Despite looking like a weapon one might wield in a sci-fi video game, the gun is nothing new. Rather, it’s based on technology Tesla invented in the 1800s.

“He was attempting to send electricity wirelessly,” Prince explains.

Tesla (1856-1943) was a Serbian-American inventor, electrical engineer, mechanical engineer and physicist who’s best known for his contributions to the design of the modern alternating current electricity supply system.

A patent search on Tesla is just as eye-opening as the sparks his inventions produce. Pumps, fluid propulsion, motors and more are all there.

Tesla’s inventions excited Prince as a young man and continue to impress him today. “Tesla harnessed Niagara Falls to produce electricity, he invented radar, he invented fluorescent lighting – the number of contributions he made to society is amazing,” he notes.

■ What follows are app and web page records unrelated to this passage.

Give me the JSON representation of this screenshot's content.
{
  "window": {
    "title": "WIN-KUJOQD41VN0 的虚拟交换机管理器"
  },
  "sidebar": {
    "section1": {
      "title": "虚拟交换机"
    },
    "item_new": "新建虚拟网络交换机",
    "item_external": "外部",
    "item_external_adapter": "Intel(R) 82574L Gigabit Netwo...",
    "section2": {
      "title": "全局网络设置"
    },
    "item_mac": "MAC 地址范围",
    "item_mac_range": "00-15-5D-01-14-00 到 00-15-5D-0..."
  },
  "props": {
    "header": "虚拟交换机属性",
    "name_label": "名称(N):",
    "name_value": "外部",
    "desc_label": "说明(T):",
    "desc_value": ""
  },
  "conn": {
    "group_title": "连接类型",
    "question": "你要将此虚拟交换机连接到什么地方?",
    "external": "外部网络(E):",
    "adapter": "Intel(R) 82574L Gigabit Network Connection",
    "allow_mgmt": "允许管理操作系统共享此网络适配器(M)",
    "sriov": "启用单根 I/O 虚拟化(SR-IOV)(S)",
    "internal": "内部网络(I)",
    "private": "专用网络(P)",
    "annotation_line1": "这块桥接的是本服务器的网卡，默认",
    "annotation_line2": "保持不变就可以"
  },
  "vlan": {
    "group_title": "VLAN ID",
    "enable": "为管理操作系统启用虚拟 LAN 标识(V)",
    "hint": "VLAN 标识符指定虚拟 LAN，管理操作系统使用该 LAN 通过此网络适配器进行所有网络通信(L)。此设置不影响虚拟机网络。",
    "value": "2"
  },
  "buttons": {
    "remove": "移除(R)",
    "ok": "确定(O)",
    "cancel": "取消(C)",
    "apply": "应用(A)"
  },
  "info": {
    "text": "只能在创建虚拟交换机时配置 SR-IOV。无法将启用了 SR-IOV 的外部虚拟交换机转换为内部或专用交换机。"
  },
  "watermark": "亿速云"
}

Prince has been studying Tesla and building his inventions since he was a kid. Despite its intimidating appearance, the Tesla Gun he’s holding is a smaller version of a larger device he built.

“I have one that stands about 12 feet tall. It produces 16-feet long lightning bolts and plays music,” he adds. “The computer can modulate the sparks so they produce the notes contained in a MIDI file. Van Halen’s ‘Eruption’ sounds good.”

Although Prince’s Tesla Gun would be a hit at parties, it’s not for sale. But people wanting to learn more about the device, Tesla or Prince’s life-long obsession can do so at www.teslauniverse.com.

Prince created the website to provide a place for like-minded Tesla enthusiasts to gather and discuss his inventions. The site boasts a community of 3,000 users.

One does not have to pass the Tesla Gun test to join.